Records excerpted from a collection:
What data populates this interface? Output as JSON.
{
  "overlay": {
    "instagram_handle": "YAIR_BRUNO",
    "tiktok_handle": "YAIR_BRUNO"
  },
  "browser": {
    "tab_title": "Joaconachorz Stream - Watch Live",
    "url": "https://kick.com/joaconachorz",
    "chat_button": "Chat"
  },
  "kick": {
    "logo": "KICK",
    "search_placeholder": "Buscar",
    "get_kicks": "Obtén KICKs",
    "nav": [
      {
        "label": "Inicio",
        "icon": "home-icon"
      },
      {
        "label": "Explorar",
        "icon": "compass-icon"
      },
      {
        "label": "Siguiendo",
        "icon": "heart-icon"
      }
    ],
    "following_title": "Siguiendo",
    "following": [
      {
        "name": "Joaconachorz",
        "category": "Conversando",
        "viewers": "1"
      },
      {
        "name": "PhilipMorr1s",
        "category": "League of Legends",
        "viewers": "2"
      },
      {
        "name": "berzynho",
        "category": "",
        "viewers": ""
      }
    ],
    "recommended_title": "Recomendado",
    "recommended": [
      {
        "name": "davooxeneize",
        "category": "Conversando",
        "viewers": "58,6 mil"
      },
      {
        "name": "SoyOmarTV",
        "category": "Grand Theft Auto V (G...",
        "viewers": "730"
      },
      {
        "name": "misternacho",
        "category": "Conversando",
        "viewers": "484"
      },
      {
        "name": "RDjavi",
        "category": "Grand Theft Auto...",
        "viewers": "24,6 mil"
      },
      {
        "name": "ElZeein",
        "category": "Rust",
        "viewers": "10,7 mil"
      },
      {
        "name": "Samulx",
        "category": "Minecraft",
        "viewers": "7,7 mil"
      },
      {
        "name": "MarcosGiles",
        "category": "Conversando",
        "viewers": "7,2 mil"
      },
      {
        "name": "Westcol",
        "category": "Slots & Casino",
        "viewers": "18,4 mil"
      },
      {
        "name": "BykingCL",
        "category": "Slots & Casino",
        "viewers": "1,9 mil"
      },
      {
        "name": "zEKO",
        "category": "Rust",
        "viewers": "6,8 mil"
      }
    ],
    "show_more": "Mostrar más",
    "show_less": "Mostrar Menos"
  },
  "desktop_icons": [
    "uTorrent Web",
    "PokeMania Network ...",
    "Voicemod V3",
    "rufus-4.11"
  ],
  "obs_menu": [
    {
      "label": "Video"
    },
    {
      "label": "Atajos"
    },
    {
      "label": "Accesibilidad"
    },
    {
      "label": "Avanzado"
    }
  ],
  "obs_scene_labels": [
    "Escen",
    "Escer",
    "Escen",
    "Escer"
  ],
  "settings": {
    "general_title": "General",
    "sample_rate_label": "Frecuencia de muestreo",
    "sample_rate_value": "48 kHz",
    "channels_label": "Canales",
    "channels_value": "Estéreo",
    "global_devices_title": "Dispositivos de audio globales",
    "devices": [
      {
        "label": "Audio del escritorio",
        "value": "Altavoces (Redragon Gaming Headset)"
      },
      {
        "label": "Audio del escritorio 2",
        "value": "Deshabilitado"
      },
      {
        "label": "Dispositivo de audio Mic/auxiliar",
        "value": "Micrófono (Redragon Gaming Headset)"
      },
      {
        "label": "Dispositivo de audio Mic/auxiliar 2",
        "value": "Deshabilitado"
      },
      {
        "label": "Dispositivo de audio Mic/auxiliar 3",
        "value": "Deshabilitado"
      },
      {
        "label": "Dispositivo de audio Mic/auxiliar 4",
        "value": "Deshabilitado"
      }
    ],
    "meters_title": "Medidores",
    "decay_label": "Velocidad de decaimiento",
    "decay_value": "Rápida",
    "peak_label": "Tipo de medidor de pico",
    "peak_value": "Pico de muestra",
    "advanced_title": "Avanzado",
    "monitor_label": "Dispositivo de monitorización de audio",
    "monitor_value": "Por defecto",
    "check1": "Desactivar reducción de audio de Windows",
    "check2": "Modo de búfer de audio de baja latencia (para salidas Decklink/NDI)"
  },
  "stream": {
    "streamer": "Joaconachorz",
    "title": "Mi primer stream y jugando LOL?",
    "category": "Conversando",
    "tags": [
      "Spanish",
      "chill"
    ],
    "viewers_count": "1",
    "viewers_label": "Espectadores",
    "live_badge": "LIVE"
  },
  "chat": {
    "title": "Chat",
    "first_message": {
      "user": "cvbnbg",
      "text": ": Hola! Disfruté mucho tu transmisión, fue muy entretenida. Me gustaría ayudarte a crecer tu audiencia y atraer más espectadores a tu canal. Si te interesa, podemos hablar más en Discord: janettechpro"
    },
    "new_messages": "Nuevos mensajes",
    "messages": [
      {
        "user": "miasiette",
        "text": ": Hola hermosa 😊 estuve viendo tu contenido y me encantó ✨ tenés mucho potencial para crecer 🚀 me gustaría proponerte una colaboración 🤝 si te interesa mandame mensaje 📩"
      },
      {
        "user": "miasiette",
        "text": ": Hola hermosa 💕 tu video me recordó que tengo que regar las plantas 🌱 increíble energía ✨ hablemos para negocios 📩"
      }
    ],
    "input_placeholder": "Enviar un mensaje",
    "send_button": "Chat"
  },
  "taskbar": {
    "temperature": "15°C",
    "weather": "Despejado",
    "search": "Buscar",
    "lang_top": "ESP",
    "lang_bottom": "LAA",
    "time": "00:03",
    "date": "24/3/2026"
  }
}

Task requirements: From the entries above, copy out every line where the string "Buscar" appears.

Output for this task:
    "search_placeholder": "Buscar",
    "search": "Buscar",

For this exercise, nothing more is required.